(ASSIGNMENT)
Your answer should contain each record from the listing, repeated exactly.

(EXTRACTED INFORMATION)

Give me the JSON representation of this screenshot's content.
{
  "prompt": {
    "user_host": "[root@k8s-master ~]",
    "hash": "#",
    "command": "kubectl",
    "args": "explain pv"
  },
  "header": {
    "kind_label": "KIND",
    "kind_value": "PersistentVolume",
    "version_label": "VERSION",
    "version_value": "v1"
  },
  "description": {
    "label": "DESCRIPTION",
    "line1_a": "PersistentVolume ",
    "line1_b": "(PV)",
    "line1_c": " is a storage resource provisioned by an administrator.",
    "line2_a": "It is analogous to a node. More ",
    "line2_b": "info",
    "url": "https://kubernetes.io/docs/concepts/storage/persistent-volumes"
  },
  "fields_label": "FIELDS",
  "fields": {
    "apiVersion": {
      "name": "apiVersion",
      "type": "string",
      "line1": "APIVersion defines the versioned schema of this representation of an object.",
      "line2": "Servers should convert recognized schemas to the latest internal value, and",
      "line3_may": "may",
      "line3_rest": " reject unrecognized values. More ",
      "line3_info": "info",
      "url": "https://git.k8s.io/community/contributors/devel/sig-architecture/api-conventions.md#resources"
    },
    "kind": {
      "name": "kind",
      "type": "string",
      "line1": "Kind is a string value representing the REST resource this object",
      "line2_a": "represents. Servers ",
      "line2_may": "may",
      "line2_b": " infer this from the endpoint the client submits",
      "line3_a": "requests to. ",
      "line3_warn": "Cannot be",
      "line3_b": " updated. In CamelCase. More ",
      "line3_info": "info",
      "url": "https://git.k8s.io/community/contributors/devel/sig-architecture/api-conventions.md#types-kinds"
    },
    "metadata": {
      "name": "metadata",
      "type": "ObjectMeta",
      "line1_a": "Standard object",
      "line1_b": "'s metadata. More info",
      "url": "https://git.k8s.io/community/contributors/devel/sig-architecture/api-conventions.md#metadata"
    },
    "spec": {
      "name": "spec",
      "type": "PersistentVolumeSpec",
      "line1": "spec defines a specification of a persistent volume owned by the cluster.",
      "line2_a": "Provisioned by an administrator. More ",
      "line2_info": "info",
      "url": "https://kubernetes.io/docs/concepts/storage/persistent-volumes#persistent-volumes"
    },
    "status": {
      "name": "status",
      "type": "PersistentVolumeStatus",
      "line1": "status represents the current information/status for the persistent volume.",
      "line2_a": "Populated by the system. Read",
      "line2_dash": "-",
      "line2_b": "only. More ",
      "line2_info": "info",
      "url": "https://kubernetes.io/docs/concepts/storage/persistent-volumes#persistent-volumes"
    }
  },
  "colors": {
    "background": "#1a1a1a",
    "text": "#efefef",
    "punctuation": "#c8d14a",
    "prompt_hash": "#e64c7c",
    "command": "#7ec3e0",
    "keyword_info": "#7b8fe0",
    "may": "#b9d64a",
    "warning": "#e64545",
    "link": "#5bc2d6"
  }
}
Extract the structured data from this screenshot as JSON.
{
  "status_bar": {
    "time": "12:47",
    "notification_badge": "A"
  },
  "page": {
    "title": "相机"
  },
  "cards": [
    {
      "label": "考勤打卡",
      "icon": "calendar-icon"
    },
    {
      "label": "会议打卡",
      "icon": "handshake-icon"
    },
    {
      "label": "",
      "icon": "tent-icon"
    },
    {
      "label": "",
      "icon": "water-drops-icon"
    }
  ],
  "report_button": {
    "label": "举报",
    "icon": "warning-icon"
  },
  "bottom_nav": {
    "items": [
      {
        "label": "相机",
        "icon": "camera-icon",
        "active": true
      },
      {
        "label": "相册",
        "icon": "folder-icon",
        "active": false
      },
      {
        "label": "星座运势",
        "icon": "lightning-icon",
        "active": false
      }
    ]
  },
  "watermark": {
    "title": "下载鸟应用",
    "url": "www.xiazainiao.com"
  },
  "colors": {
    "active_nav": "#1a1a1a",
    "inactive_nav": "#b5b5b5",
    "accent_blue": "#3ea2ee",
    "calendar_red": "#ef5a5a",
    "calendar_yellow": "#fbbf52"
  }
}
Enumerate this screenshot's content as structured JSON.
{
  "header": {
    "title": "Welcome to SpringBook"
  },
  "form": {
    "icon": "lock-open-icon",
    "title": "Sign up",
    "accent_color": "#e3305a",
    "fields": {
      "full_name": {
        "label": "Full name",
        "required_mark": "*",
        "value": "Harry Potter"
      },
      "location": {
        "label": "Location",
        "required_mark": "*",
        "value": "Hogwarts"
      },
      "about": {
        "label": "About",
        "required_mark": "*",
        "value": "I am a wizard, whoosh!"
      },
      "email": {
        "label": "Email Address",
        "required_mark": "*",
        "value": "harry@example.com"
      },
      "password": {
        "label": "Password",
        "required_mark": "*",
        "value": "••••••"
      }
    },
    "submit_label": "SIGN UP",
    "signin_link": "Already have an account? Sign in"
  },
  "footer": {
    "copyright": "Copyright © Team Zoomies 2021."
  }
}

(TASK SOLUTION)
Give me the JSON representation of this screenshot's content.
{
  "prompt": {
    "user_host": "[root@k8s-master ~]",
    "hash": "#",
    "command": "kubectl",
    "args": "explain pv"
  },
  "header": {
    "kind_label": "KIND",
    "kind_value": "PersistentVolume",
    "version_label": "VERSION",
    "version_value": "v1"
  },
  "description": {
    "label": "DESCRIPTION",
    "line1_a": "PersistentVolume ",
    "line1_b": "(PV)",
    "line1_c": " is a storage resource provisioned by an administrator.",
    "line2_a": "It is analogous to a node. More ",
    "line2_b": "info",
    "url": "https://kubernetes.io/docs/concepts/storage/persistent-volumes"
  },
  "fields_label": "FIELDS",
  "fields": {
    "apiVersion": {
      "name": "apiVersion",
      "type": "string",
      "line1": "APIVersion defines the versioned schema of this representation of an object.",
      "line2": "Servers should convert recognized schemas to the latest internal value, and",
      "line3_may": "may",
      "line3_rest": " reject unrecognized values. More ",
      "line3_info": "info",
      "url": "https://git.k8s.io/community/contributors/devel/sig-architecture/api-conventions.md#resources"
    },
    "kind": {
      "name": "kind",
      "type": "string",
      "line1": "Kind is a string value representing the REST resource this object",
      "line2_a": "represents. Servers ",
      "line2_may": "may",
      "line2_b": " infer this from the endpoint the client submits",
      "line3_a": "requests to. ",
      "line3_warn": "Cannot be",
      "line3_b": " updated. In CamelCase. More ",
      "line3_info": "info",
      "url": "https://git.k8s.io/community/contributors/devel/sig-architecture/api-conventions.md#types-kinds"
    },
    "metadata": {
      "name": "metadata",
      "type": "ObjectMeta",
      "line1_a": "Standard object",
      "line1_b": "'s metadata. More info",
      "url": "https://git.k8s.io/community/contributors/devel/sig-architecture/api-conventions.md#metadata"
    },
    "spec": {
      "name": "spec",
      "type": "PersistentVolumeSpec",
      "line1": "spec defines a specification of a persistent volume owned by the cluster.",
      "line2_a": "Provisioned by an administrator. More ",
      "line2_info": "info",
      "url": "https://kubernetes.io/docs/concepts/storage/persistent-volumes#persistent-volumes"
    },
    "status": {
      "name": "status",
      "type": "PersistentVolumeStatus",
      "line1": "status represents the current information/status for the persistent volume.",
      "line2_a": "Populated by the system. Read",
      "line2_dash": "-",
      "line2_b": "only. More ",
      "line2_info": "info",
      "url": "https://kubernetes.io/docs/concepts/storage/persistent-volumes#persistent-volumes"
    }
  },
  "colors": {
    "background": "#1a1a1a",
    "text": "#efefef",
    "punctuation": "#c8d14a",
    "prompt_hash": "#e64c7c",
    "command": "#7ec3e0",
    "keyword_info": "#7b8fe0",
    "may": "#b9d64a",
    "warning": "#e64545",
    "link": "#5bc2d6"
  }
}
Extract the structured data from this screenshot as JSON.
{
  "status_bar": {
    "time": "12:47",
    "notification_badge": "A"
  },
  "page": {
    "title": "相机"
  },
  "cards": [
    {
      "label": "考勤打卡",
      "icon": "calendar-icon"
    },
    {
      "label": "会议打卡",
      "icon": "handshake-icon"
    },
    {
      "label": "",
      "icon": "tent-icon"
    },
    {
      "label": "",
      "icon": "water-drops-icon"
    }
  ],
  "report_button": {
    "label": "举报",
    "icon": "warning-icon"
  },
  "bottom_nav": {
    "items": [
      {
        "label": "相机",
        "icon": "camera-icon",
        "active": true
      },
      {
        "label": "相册",
        "icon": "folder-icon",
        "active": false
      },
      {
        "label": "星座运势",
        "icon": "lightning-icon",
        "active": false
      }
    ]
  },
  "watermark": {
    "title": "下载鸟应用",
    "url": "www.xiazainiao.com"
  },
  "colors": {
    "active_nav": "#1a1a1a",
    "inactive_nav": "#b5b5b5",
    "accent_blue": "#3ea2ee",
    "calendar_red": "#ef5a5a",
    "calendar_yellow": "#fbbf52"
  }
}
Enumerate this screenshot's content as structured JSON.
{
  "header": {
    "title": "Welcome to SpringBook"
  },
  "form": {
    "icon": "lock-open-icon",
    "title": "Sign up",
    "accent_color": "#e3305a",
    "fields": {
      "full_name": {
        "label": "Full name",
        "required_mark": "*",
        "value": "Harry Potter"
      },
      "location": {
        "label": "Location",
        "required_mark": "*",
        "value": "Hogwarts"
      },
      "about": {
        "label": "About",
        "required_mark": "*",
        "value": "I am a wizard, whoosh!"
      },
      "email": {
        "label": "Email Address",
        "required_mark": "*",
        "value": "harry@example.com"
      },
      "password": {
        "label": "Password",
        "required_mark": "*",
        "value": "••••••"
      }
    },
    "submit_label": "SIGN UP",
    "signin_link": "Already have an account? Sign in"
  },
  "footer": {
    "copyright": "Copyright © Team Zoomies 2021."
  }
}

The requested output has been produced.